WHAT YOU ARE ASKED TO DO
Write out all of the entries that follow, word for word, but skip the pictures.

RECORDS SUPPLIED
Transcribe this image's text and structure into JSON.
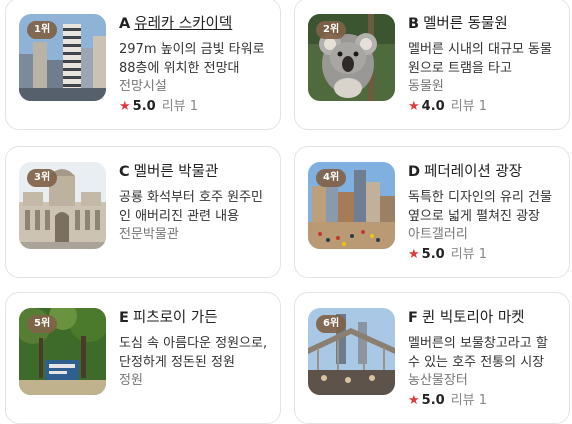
{
  "attractions": [
    {
      "rank": "1위",
      "letter": "A",
      "name": "유레카 스카이덱",
      "desc": "297m 높이의 금빛 타워로 88층에 위치한 전망대",
      "category": "전망시설",
      "rating": "5.0",
      "reviews": "리뷰 1"
    },
    {
      "rank": "2위",
      "letter": "B",
      "name": "멜버른 동물원",
      "desc": "멜버른 시내의 대규모 동물원으로 트램을 타고",
      "category": "동물원",
      "rating": "4.0",
      "reviews": "리뷰 1"
    },
    {
      "rank": "3위",
      "letter": "C",
      "name": "멜버른 박물관",
      "desc": "공룡 화석부터 호주 원주민인 애버리진 관련 내용",
      "category": "전문박물관"
    },
    {
      "rank": "4위",
      "letter": "D",
      "name": "페더레이션 광장",
      "desc": "독특한 디자인의 유리 건물 옆으로 넓게 펼쳐진 광장",
      "category": "아트갤러리",
      "rating": "5.0",
      "reviews": "리뷰 1"
    },
    {
      "rank": "5위",
      "letter": "E",
      "name": "피츠로이 가든",
      "desc": "도심 속 아름다운 정원으로, 단정하게 정돈된 정원",
      "category": "정원"
    },
    {
      "rank": "6위",
      "letter": "F",
      "name": "퀸 빅토리아 마켓",
      "desc": "멜버른의 보물창고라고 할 수 있는 호주 전통의 시장",
      "category": "농산물장터",
      "rating": "5.0",
      "reviews": "리뷰 1"
    }
  ],
  "icons": {
    "star": "star-icon"
  },
  "colors": {
    "star": "#e03a3e",
    "rank_badge": "#806248"
  }
}
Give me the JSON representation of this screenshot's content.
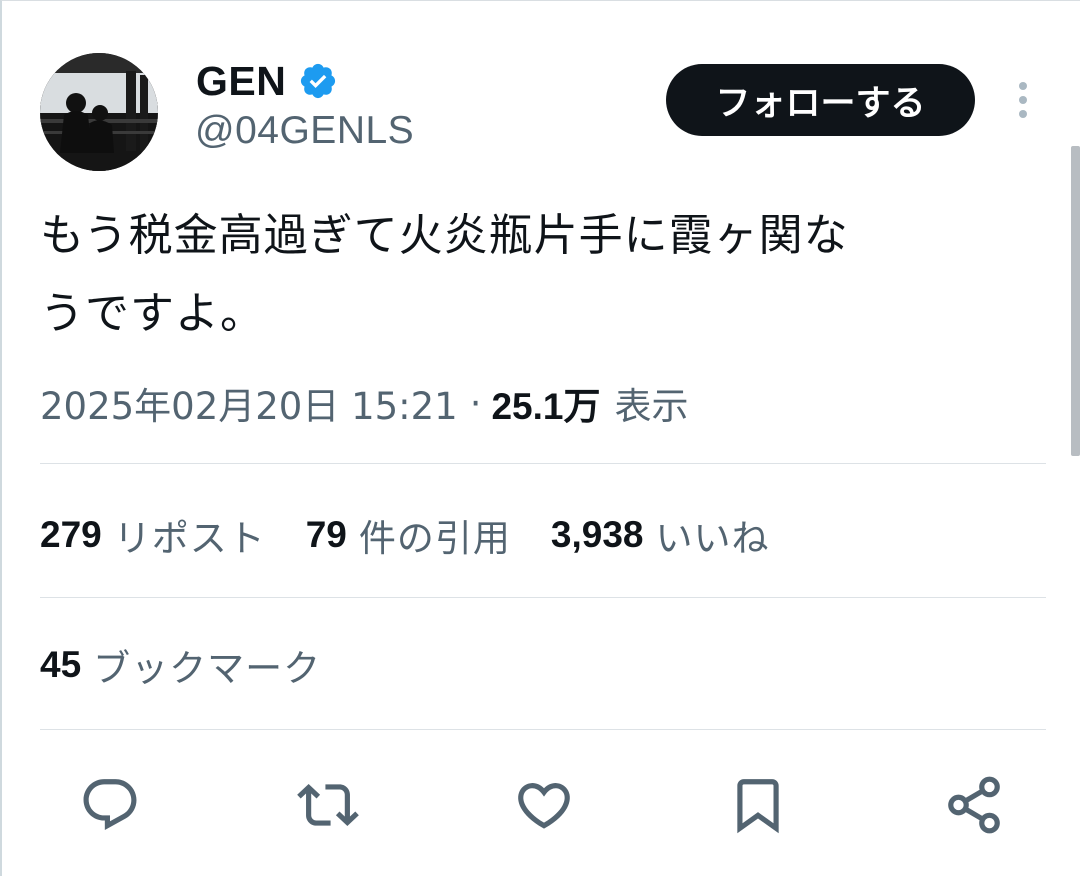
{
  "author": {
    "display_name": "GEN",
    "handle": "@04GENLS",
    "verified_icon": "verified-badge-icon",
    "avatar": "profile-photo"
  },
  "follow_button_label": "フォローする",
  "more_icon": "more-vertical-icon",
  "tweet": {
    "text_line1": "もう税金高過ぎて火炎瓶片手に霞ヶ関な",
    "text_line2": "うですよ。",
    "timestamp": "2025年02月20日 15:21",
    "separator": "·",
    "views_count": "25.1万",
    "views_label": "表示"
  },
  "stats": {
    "reposts_count": "279",
    "reposts_label": "リポスト",
    "quotes_count": "79",
    "quotes_label": "件の引用",
    "likes_count": "3,938",
    "likes_label": "いいね",
    "bookmarks_count": "45",
    "bookmarks_label": "ブックマーク"
  },
  "actions": [
    {
      "name": "reply",
      "icon": "reply-icon"
    },
    {
      "name": "repost",
      "icon": "repost-icon"
    },
    {
      "name": "like",
      "icon": "heart-icon"
    },
    {
      "name": "bookmark",
      "icon": "bookmark-icon"
    },
    {
      "name": "share",
      "icon": "share-icon"
    }
  ],
  "colors": {
    "text_primary": "#0f1419",
    "text_secondary": "#536471",
    "verified_blue": "#1d9bf0",
    "divider": "#dde2e6",
    "follow_bg": "#0f1419"
  }
}
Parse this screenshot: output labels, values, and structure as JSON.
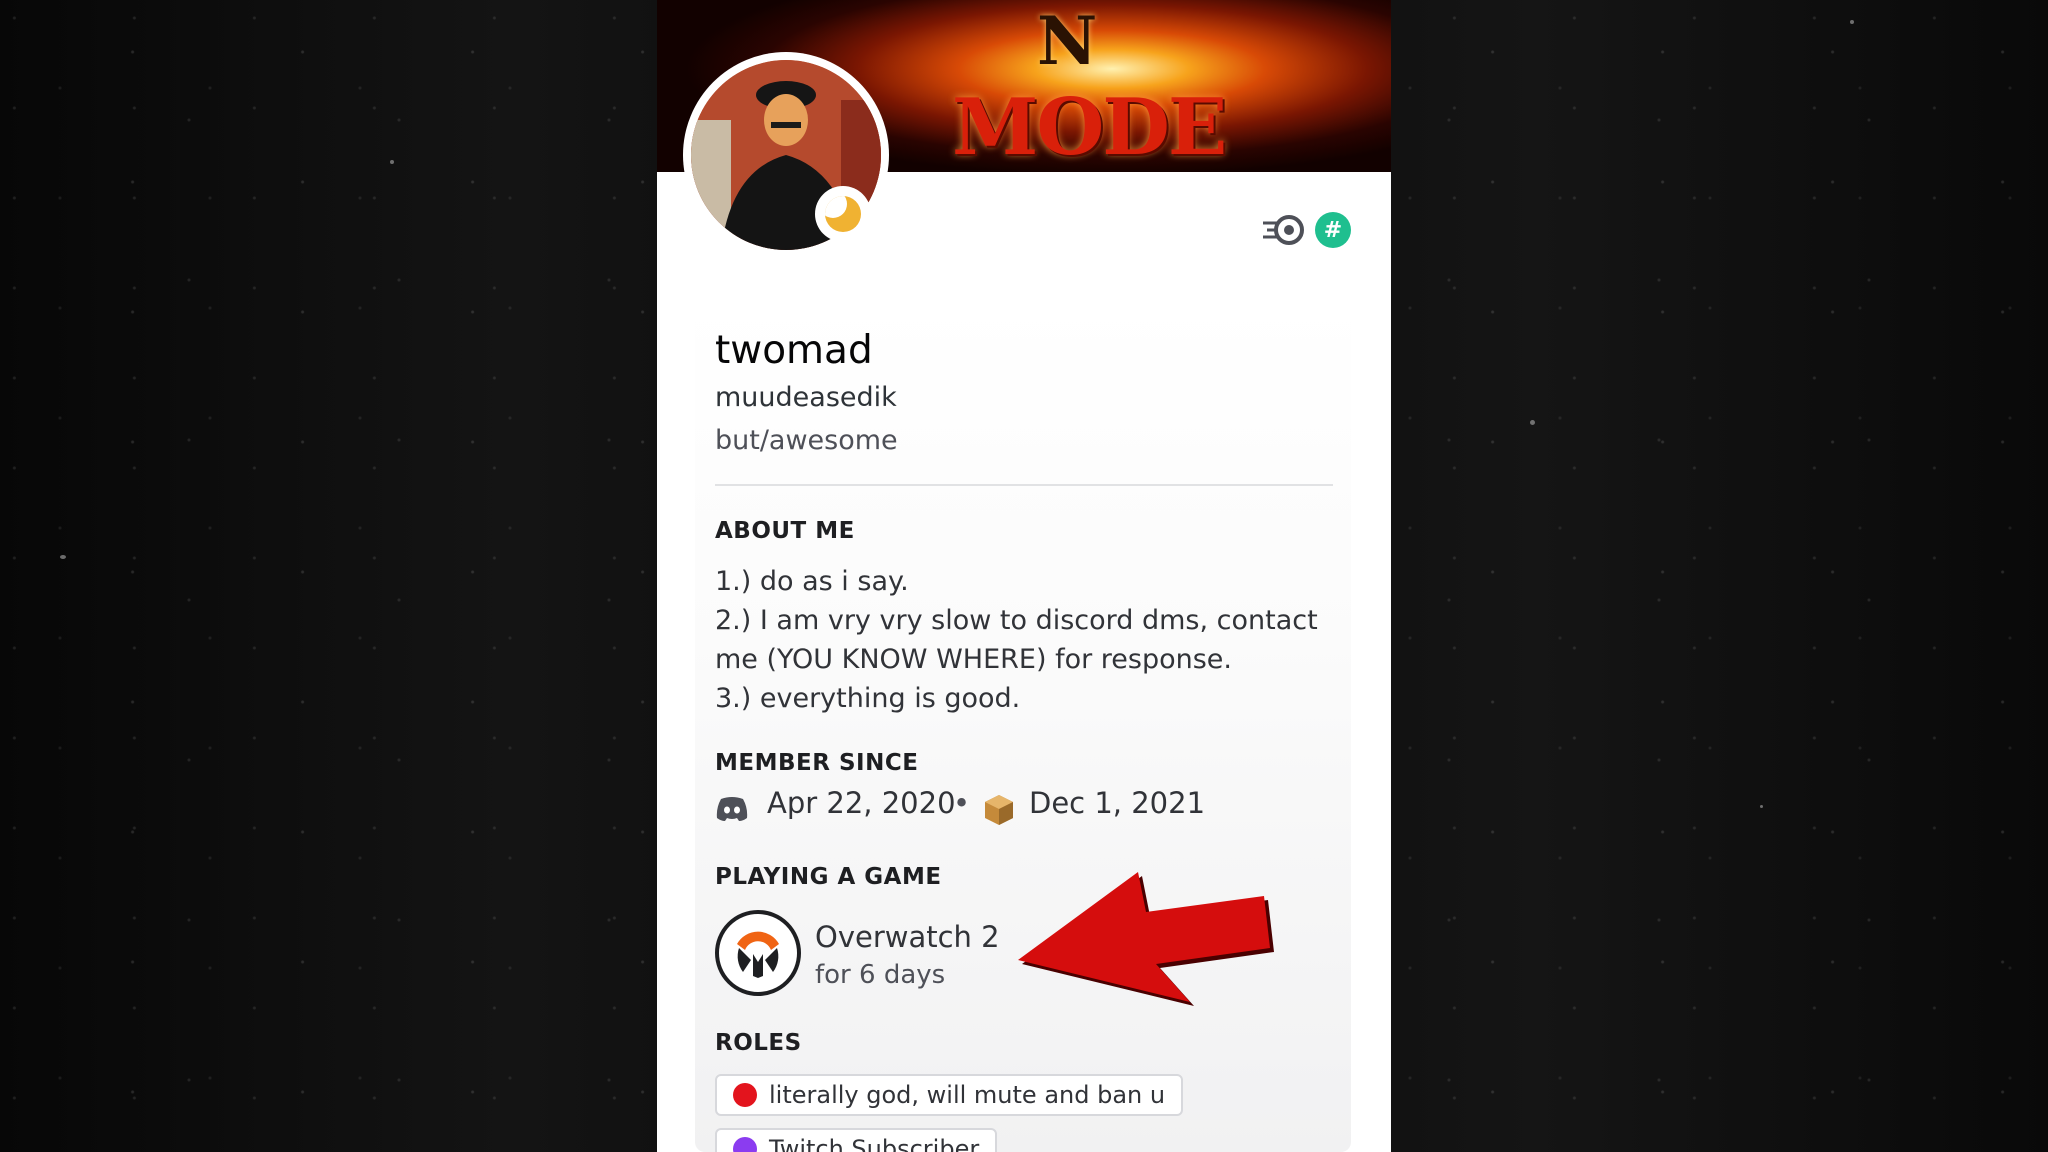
{
  "banner": {
    "letter": "N",
    "word": "MODE"
  },
  "profile": {
    "display_name": "twomad",
    "username": "muudeasedik",
    "pronouns": "but/awesome"
  },
  "about": {
    "title": "ABOUT ME",
    "lines": [
      "1.) do as i say.",
      "2.) I am vry vry slow to discord dms, contact",
      "me (YOU KNOW WHERE) for response.",
      "3.) everything is good."
    ]
  },
  "member_since": {
    "title": "MEMBER SINCE",
    "discord_date": "Apr 22, 2020",
    "separator": "•",
    "server_date": "Dec 1, 2021"
  },
  "game": {
    "title": "PLAYING A GAME",
    "name": "Overwatch 2",
    "duration": "for 6 days"
  },
  "roles": {
    "title": "ROLES",
    "items": [
      {
        "label": "literally god, will mute and ban u",
        "color": "#e3141d"
      },
      {
        "label": "Twitch Subscriber",
        "color": "#8b3cf0"
      }
    ]
  },
  "badges": {
    "hash_symbol": "#"
  },
  "colors": {
    "status_idle": "#f0b232",
    "badge_green": "#1fbf8f",
    "arrow_red": "#d50d0d"
  }
}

OUTPUT BELOW
Transcribe this image's text and structure into JSON.
{
  "attractions": [
    {
      "rank": "1위",
      "letter": "A",
      "name": "유레카 스카이덱",
      "desc": "297m 높이의 금빛 타워로 88층에 위치한 전망대",
      "category": "전망시설",
      "rating": "5.0",
      "reviews": "리뷰 1"
    },
    {
      "rank": "2위",
      "letter": "B",
      "name": "멜버른 동물원",
      "desc": "멜버른 시내의 대규모 동물원으로 트램을 타고",
      "category": "동물원",
      "rating": "4.0",
      "reviews": "리뷰 1"
    },
    {
      "rank": "3위",
      "letter": "C",
      "name": "멜버른 박물관",
      "desc": "공룡 화석부터 호주 원주민인 애버리진 관련 내용",
      "category": "전문박물관"
    },
    {
      "rank": "4위",
      "letter": "D",
      "name": "페더레이션 광장",
      "desc": "독특한 디자인의 유리 건물 옆으로 넓게 펼쳐진 광장",
      "category": "아트갤러리",
      "rating": "5.0",
      "reviews": "리뷰 1"
    },
    {
      "rank": "5위",
      "letter": "E",
      "name": "피츠로이 가든",
      "desc": "도심 속 아름다운 정원으로, 단정하게 정돈된 정원",
      "category": "정원"
    },
    {
      "rank": "6위",
      "letter": "F",
      "name": "퀸 빅토리아 마켓",
      "desc": "멜버른의 보물창고라고 할 수 있는 호주 전통의 시장",
      "category": "농산물장터",
      "rating": "5.0",
      "reviews": "리뷰 1"
    }
  ],
  "icons": {
    "star": "star-icon"
  },
  "colors": {
    "star": "#e03a3e",
    "rank_badge": "#806248"
  }
}
Give me the JSON representation of this screenshot's content.
{
  "author": {
    "display_name": "GEN",
    "handle": "@04GENLS",
    "verified_icon": "verified-badge-icon",
    "avatar": "profile-photo"
  },
  "follow_button_label": "フォローする",
  "more_icon": "more-vertical-icon",
  "tweet": {
    "text_line1": "もう税金高過ぎて火炎瓶片手に霞ヶ関な",
    "text_line2": "うですよ。",
    "timestamp": "2025年02月20日 15:21",
    "separator": "·",
    "views_count": "25.1万",
    "views_label": "表示"
  },
  "stats": {
    "reposts_count": "279",
    "reposts_label": "リポスト",
    "quotes_count": "79",
    "quotes_label": "件の引用",
    "likes_count": "3,938",
    "likes_label": "いいね",
    "bookmarks_count": "45",
    "bookmarks_label": "ブックマーク"
  },
  "actions": [
    {
      "name": "reply",
      "icon": "reply-icon"
    },
    {
      "name": "repost",
      "icon": "repost-icon"
    },
    {
      "name": "like",
      "icon": "heart-icon"
    },
    {
      "name": "bookmark",
      "icon": "bookmark-icon"
    },
    {
      "name": "share",
      "icon": "share-icon"
    }
  ],
  "colors": {
    "text_primary": "#0f1419",
    "text_secondary": "#536471",
    "verified_blue": "#1d9bf0",
    "divider": "#dde2e6",
    "follow_bg": "#0f1419"
  }
}
Parse this screenshot: output labels, values, and structure as JSON.
{
  "banner": {
    "letter": "N",
    "word": "MODE"
  },
  "profile": {
    "display_name": "twomad",
    "username": "muudeasedik",
    "pronouns": "but/awesome"
  },
  "about": {
    "title": "ABOUT ME",
    "lines": [
      "1.) do as i say.",
      "2.) I am vry vry slow to discord dms, contact",
      "me (YOU KNOW WHERE) for response.",
      "3.) everything is good."
    ]
  },
  "member_since": {
    "title": "MEMBER SINCE",
    "discord_date": "Apr 22, 2020",
    "separator": "•",
    "server_date": "Dec 1, 2021"
  },
  "game": {
    "title": "PLAYING A GAME",
    "name": "Overwatch 2",
    "duration": "for 6 days"
  },
  "roles": {
    "title": "ROLES",
    "items": [
      {
        "label": "literally god, will mute and ban u",
        "color": "#e3141d"
      },
      {
        "label": "Twitch Subscriber",
        "color": "#8b3cf0"
      }
    ]
  },
  "badges": {
    "hash_symbol": "#"
  },
  "colors": {
    "status_idle": "#f0b232",
    "badge_green": "#1fbf8f",
    "arrow_red": "#d50d0d"
  }
}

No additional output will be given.